Near the end of WWII, Germany came up with a radically new idea for a fighter plane – one powered by turbojet engines. This new type of technology was almost unheard of and could give them the edge against the Allies – or maybe even turn the tides of war in their favor.
The idea first got its wings years before the start of WWII. Germans saw the potential of the world’s first jet-powered plane, the Heinkel He 178, and pushed through the development of Project 1065. The program aimed to procure a jet plane capable of at least 530 mph and could stay in the air for an hour.
However, the program was pushed back due to a lack of funding. High-ranking German officials thought that conventional aircraft would be enough to win the war.
As a result, the Me 262 performed its maiden flight in 1942 with several engine problems. By 1943, German Ace Adolf Galland was able to fly the Me 262 during its “infancy” and was quoted saying,
“This is not just a step forward. This is a leap forward.”
Me 262 Design
The most fascinating part of the Me 262 was its design. Its wings were swept back 18.5 degrees to move the center of gravity and accommodate its huge jet engines in pods under the wings. This configuration also allowed for lower drag and a better maximum speed.
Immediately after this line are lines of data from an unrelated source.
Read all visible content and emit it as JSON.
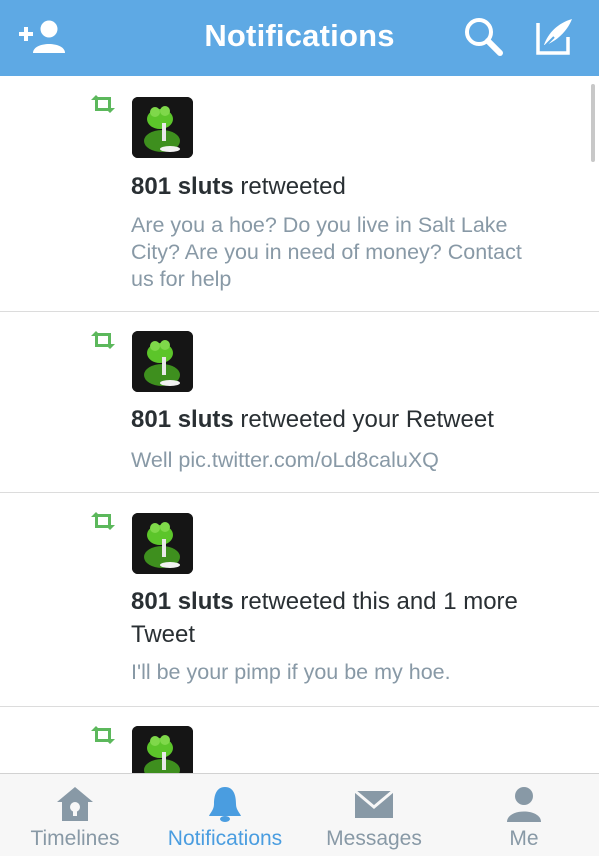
{
  "header": {
    "title": "Notifications",
    "icons": [
      "add-user-icon",
      "search-icon",
      "compose-icon"
    ]
  },
  "notifications": [
    {
      "user": "801 sluts",
      "action": "retweeted",
      "tweet": [
        "Are you a hoe? Do you live in Salt Lake",
        "City? Are you in need of money? Contact",
        "us for help"
      ]
    },
    {
      "user": "801 sluts",
      "action": "retweeted your Retweet",
      "tweet": [
        "Well pic.twitter.com/oLd8caluXQ"
      ]
    },
    {
      "user": "801 sluts",
      "action_lines": [
        "retweeted this and 1 more",
        "Tweet"
      ],
      "tweet": [
        "I'll be your pimp if you be my hoe."
      ]
    }
  ],
  "tabs": [
    {
      "label": "Timelines",
      "icon": "home-icon",
      "active": false
    },
    {
      "label": "Notifications",
      "icon": "bell-icon",
      "active": true
    },
    {
      "label": "Messages",
      "icon": "envelope-icon",
      "active": false
    },
    {
      "label": "Me",
      "icon": "person-icon",
      "active": false
    }
  ],
  "colors": {
    "header_bg": "#5ea9e4",
    "retweet_green": "#5cb85c",
    "active_tab": "#4a9de0",
    "inactive_tab": "#8899a6",
    "tweet_text": "#8899a6"
  }
}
Two Junkers Jumo 004 engines powered the Schwalbe, each capable of outputting 1,980 lbf of thrust.
Furthermore, the 262 was armed with four 30mm MK-108 cannons to complement its fighter/interceptor designation.
Redesigned By Hitler
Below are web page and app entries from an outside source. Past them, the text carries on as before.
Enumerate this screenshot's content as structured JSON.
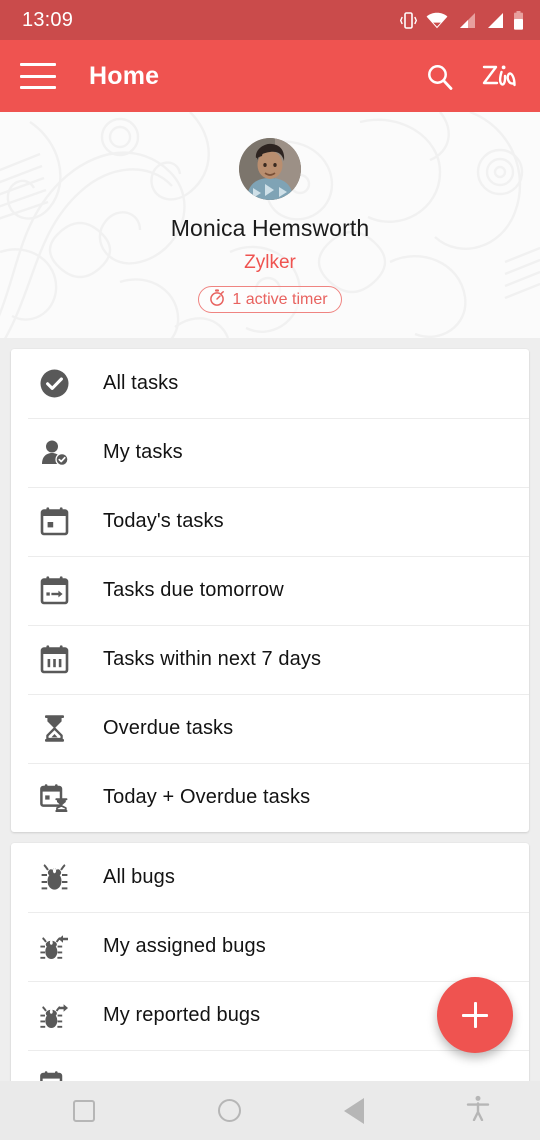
{
  "status_bar": {
    "time": "13:09",
    "icons": [
      "vibrate-icon",
      "wifi-icon",
      "signal-icon",
      "signal-icon",
      "battery-icon"
    ],
    "background_color": "#ca4b4b"
  },
  "toolbar": {
    "menu_icon": "hamburger-menu-icon",
    "title": "Home",
    "search_icon": "search-icon",
    "assistant_icon": "zia-assistant-icon",
    "background_color": "#ef5350"
  },
  "profile": {
    "avatar_icon": "user-avatar-photo",
    "name": "Monica Hemsworth",
    "company": "Zylker",
    "company_color": "#ef5350",
    "timer_badge": {
      "icon": "stopwatch-icon",
      "label": "1 active timer",
      "color": "#e8625f"
    }
  },
  "cards": [
    {
      "name": "tasks-card",
      "rows": [
        {
          "icon": "check-circle-icon",
          "label": "All tasks"
        },
        {
          "icon": "person-check-icon",
          "label": "My tasks"
        },
        {
          "icon": "calendar-today-icon",
          "label": "Today's tasks"
        },
        {
          "icon": "calendar-arrow-right-icon",
          "label": "Tasks due tomorrow"
        },
        {
          "icon": "calendar-week-icon",
          "label": "Tasks within next 7 days"
        },
        {
          "icon": "hourglass-icon",
          "label": "Overdue tasks"
        },
        {
          "icon": "calendar-hourglass-icon",
          "label": "Today + Overdue tasks"
        }
      ]
    },
    {
      "name": "bugs-card",
      "rows": [
        {
          "icon": "bug-icon",
          "label": "All bugs"
        },
        {
          "icon": "bug-arrow-in-icon",
          "label": "My assigned bugs"
        },
        {
          "icon": "bug-arrow-out-icon",
          "label": "My reported bugs"
        },
        {
          "icon": "calendar-bug-icon",
          "label": ""
        }
      ]
    }
  ],
  "fab": {
    "icon": "plus-icon",
    "color": "#ef5350"
  },
  "navigation_bar": {
    "buttons": [
      {
        "name": "recents-button",
        "icon": "square-icon"
      },
      {
        "name": "home-button",
        "icon": "circle-icon"
      },
      {
        "name": "back-button",
        "icon": "triangle-left-icon"
      },
      {
        "name": "accessibility-button",
        "icon": "accessibility-icon"
      }
    ],
    "background_color": "#eaeaea"
  }
}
Things got a bit more convoluted when Messerschmitt decided to show off the Me 262 prototype to Hitler. With the incoming Allied invasion of France, Hitler thought that the Schwalbe would be better used for fast, deep strikes into Allied territory. Even though turning a fighter into a bomber was unprecedented at the time, Messerschmitt still decided to heed his command and ordered fighter production to be drastically reduced while the bomber variant was designed.
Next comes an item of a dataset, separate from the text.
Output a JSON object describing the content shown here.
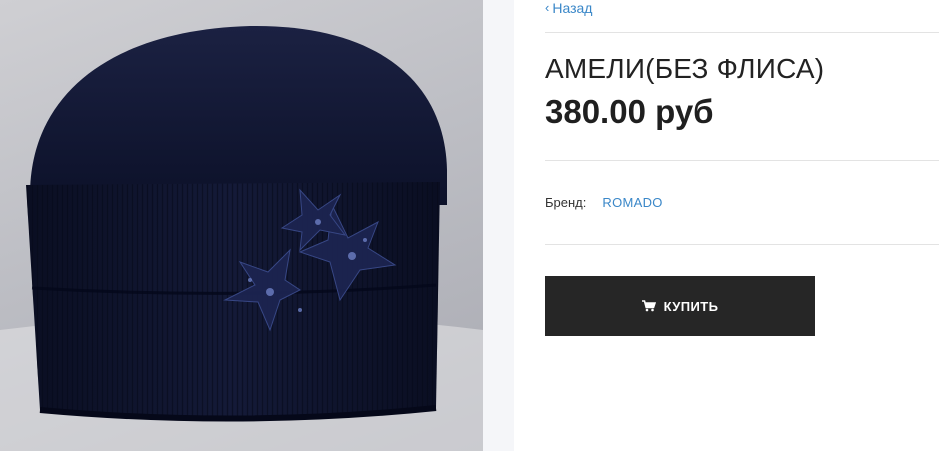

When D-Day came around, Germans were unable to stop the Allies on the ground – nor were they successful in fielding the new Me 262 variant that Hitler ordered. In his rage, he issued a direct order to completely stop any fighter production in favor of the attack/bomber variant.
The main issue with its engines lies in the materials it was built out of. Because of the blockade and Germany’s inability to acquire rare and expensive materials, the Jumo 004s were made out of steel which wasn’t able to handle the heat or the wear and tear in an axle compression engine.
The engines were then plagued with reliability problems, resulting in them getting serviced more frequently than other aircraft. As this was going on, factories trying to produce the 262s were also heavily targeted by the Allies. Pretty soon, tunnels, underground facilities, and even forests became the assembly place of the Me 262.
A Fast Solution
The Me 262’s short reign ended when Allied fighter pilots finally figured out how to counter the German jet plane. Me 262s were fast, but they will struggle to gain speed during takeoffs. Many would be destroyed on the ground as Allied bombing raids were focused on airfields where the jets were last spotted.
P-51 pilots also found that if they could get the Me 262 into a dive or a downward spiral during a dogfight, they would be able to catch up with it. As such, the Me 262 amounted to nothing. Although, its design did end up influencing earlier jet planes in the mid-1900s.